In many cases, these fines will continue until the company has the safety equipment in place anyway, which means in the long run it will be cheaper to just make the necessary investment up front so that there aren’t any fines or other unnecessary expenses. Of course, when budgets are tight, it can be difficult.

Just keep in mind that in most cases there are a variety of fall protection options to choose from. You may be able to get a simple harness system that will keep everyone safe for far less than it would cost to bring in a more elaborate system. The essential thing is not having the most advanced system in place, but rather having an effective system that will keep people safe and meet the regulatory requirements.

Delays in Completing Work
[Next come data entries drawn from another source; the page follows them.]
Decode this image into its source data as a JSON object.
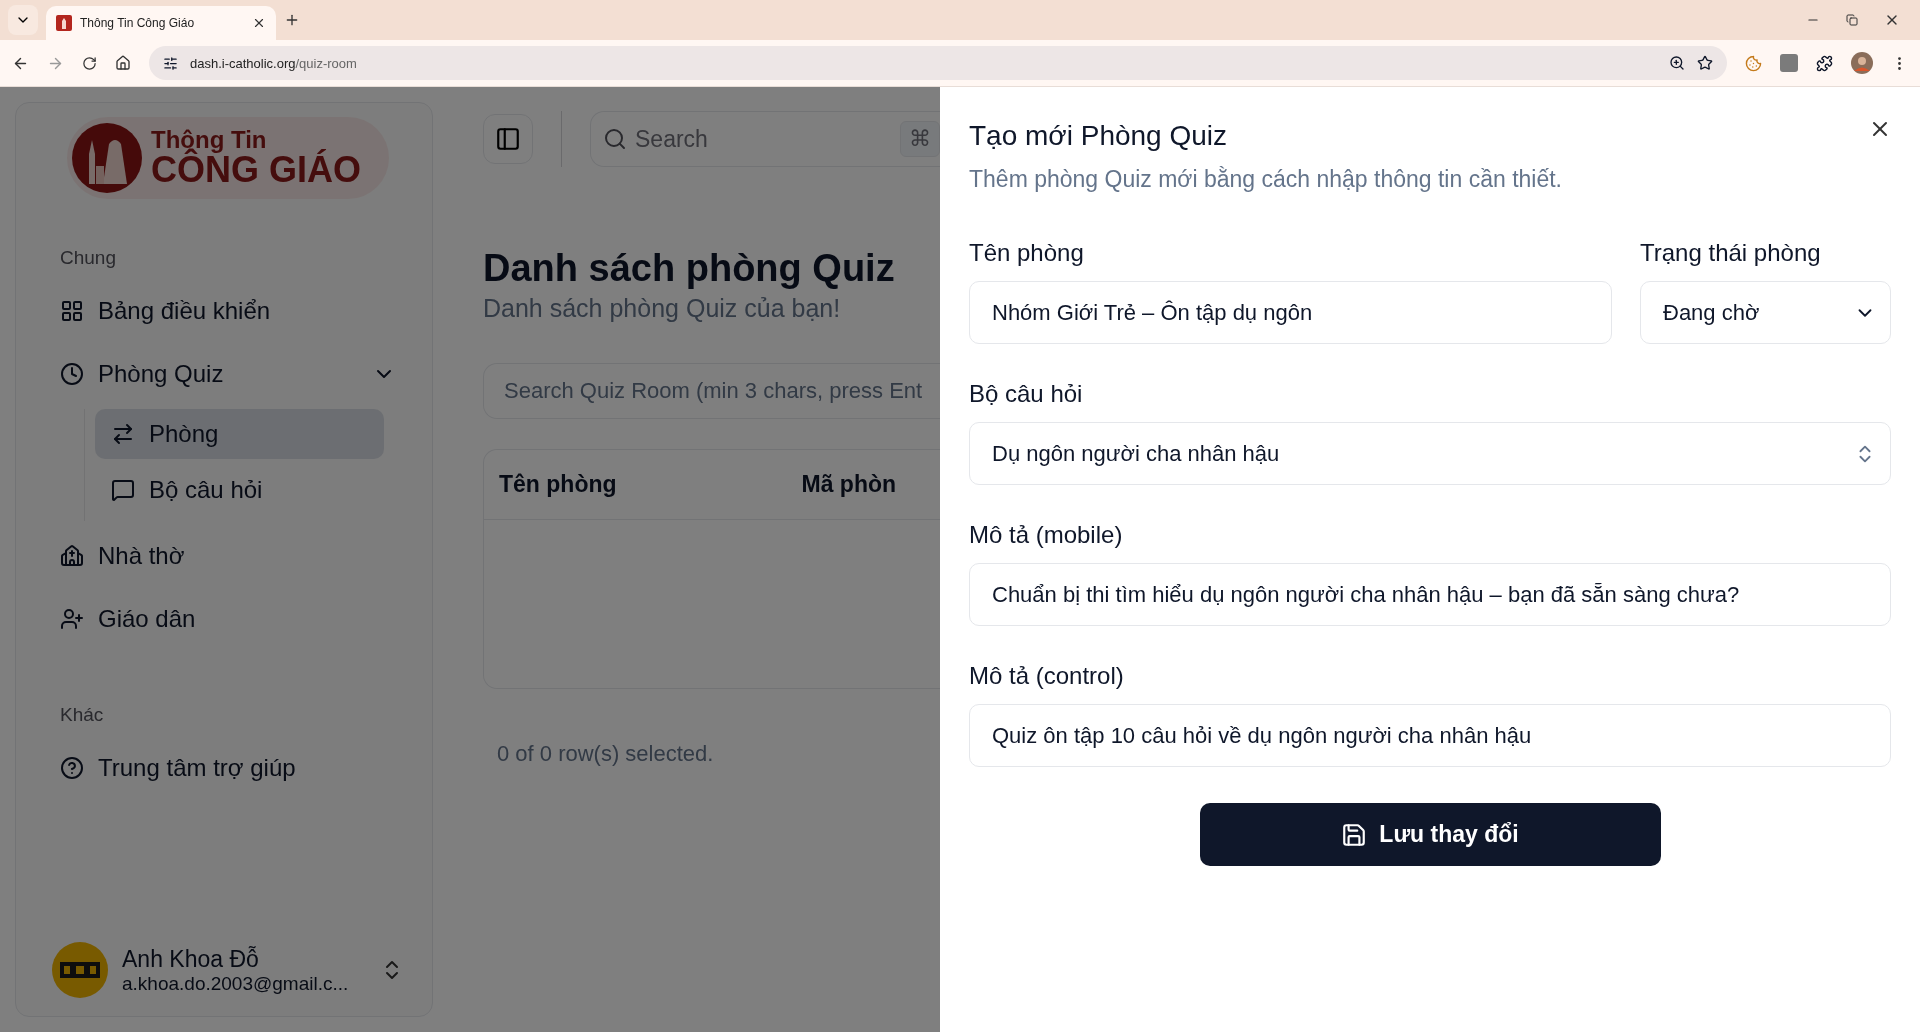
{
  "browser": {
    "tab": {
      "title": "Thông Tin Công Giáo"
    },
    "url": {
      "domain": "dash.i-catholic.org",
      "path": "/quiz-room"
    }
  },
  "sidebar": {
    "logo": {
      "line_1": "Thông Tin",
      "line_2": "CÔNG GIÁO"
    },
    "sections": [
      {
        "heading": "Chung",
        "items": [
          {
            "label": "Bảng điều khiển",
            "selected": false
          },
          {
            "label": "Phòng Quiz",
            "selected": false,
            "expanded": true,
            "children": [
              {
                "label": "Phòng",
                "selected": true
              },
              {
                "label": "Bộ câu hỏi",
                "selected": false
              }
            ]
          },
          {
            "label": "Nhà thờ",
            "selected": false
          },
          {
            "label": "Giáo dân",
            "selected": false
          }
        ]
      },
      {
        "heading": "Khác",
        "items": [
          {
            "label": "Trung tâm trợ giúp",
            "selected": false
          }
        ]
      }
    ],
    "user": {
      "name": "Anh Khoa Đỗ",
      "email": "a.khoa.do.2003@gmail.c..."
    }
  },
  "main": {
    "search": {
      "placeholder": "Search",
      "shortcut": "⌘"
    },
    "title": "Danh sách phòng Quiz",
    "subtitle": "Danh sách phòng Quiz của bạn!",
    "filter": {
      "placeholder": "Search Quiz Room (min 3 chars, press Ent"
    },
    "table": {
      "columns": [
        "Tên phòng",
        "Mã phòn"
      ]
    },
    "footer": "0 of 0 row(s) selected."
  },
  "sheet": {
    "title": "Tạo mới Phòng Quiz",
    "description": "Thêm phòng Quiz mới bằng cách nhập thông tin cần thiết.",
    "rows": [
      [
        {
          "kind": "text",
          "label": "Tên phòng",
          "value": "Nhóm Giới Trẻ – Ôn tập dụ ngôn"
        },
        {
          "kind": "select",
          "label": "Trạng thái phòng",
          "value": "Đang chờ"
        }
      ],
      [
        {
          "kind": "combobox",
          "label": "Bộ câu hỏi",
          "value": "Dụ ngôn người cha nhân hậu"
        }
      ],
      [
        {
          "kind": "text",
          "label": "Mô tả (mobile)",
          "value": "Chuẩn bị thi tìm hiểu dụ ngôn người cha nhân hậu – bạn đã sẵn sàng chưa?"
        }
      ],
      [
        {
          "kind": "text",
          "label": "Mô tả (control)",
          "value": "Quiz ôn tập 10 câu hỏi về dụ ngôn người cha nhân hậu"
        }
      ]
    ],
    "submit": "Lưu thay đổi"
  }
}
In today’s competitive environment, companies need to be able to work quickly and efficiently. Unfortunately, this can lead some companies to put speed ahead of safety. They may encourage employees to get their jobs done without the proper safety equipment.

Whether this is expressly stated, or the business goals and focus make it clear to the employees, this is a major danger.

While the desire to be as competitive as possible is understandable, companies need to always make a conscious decision to put safety first. Fortunately, however, it has been shown that companies that focus on safety tend to perform better in almost all other categories too. With this in mind, it just makes sense to focus on proper fall protection, even if it slows things down a little bit.

Easy to Identify

One last reason why fall protection is constantly on OSHA’s list is because it is typically very easy for an inspector to identify this problem. For example, if they don’t see the proper fall protection equipment in place, they can immediately issue a citation. In addition, when they ask employees what the fall protection policies are, it will be clear whether it is sufficient or not.

The bottom line when looking at OSHA reports is that you need to constantly be working to improve safety and avoid being cited for any violations. Nowhere is this truer than in the area of fall protection.


Despite the fact that OSHA has increased the monetary value of fines for fall protection violations, the standard continues to be the number one violation year-in and year-out. It is ultimately up to each employer to set and enforce the standard within their organization. Self enforcement on the job-site will not only save lives, it will set a standard that reduces confusion and the possibility of an employee neglecting the standard.

You may also like our Safety Talk regarding Fall Protection.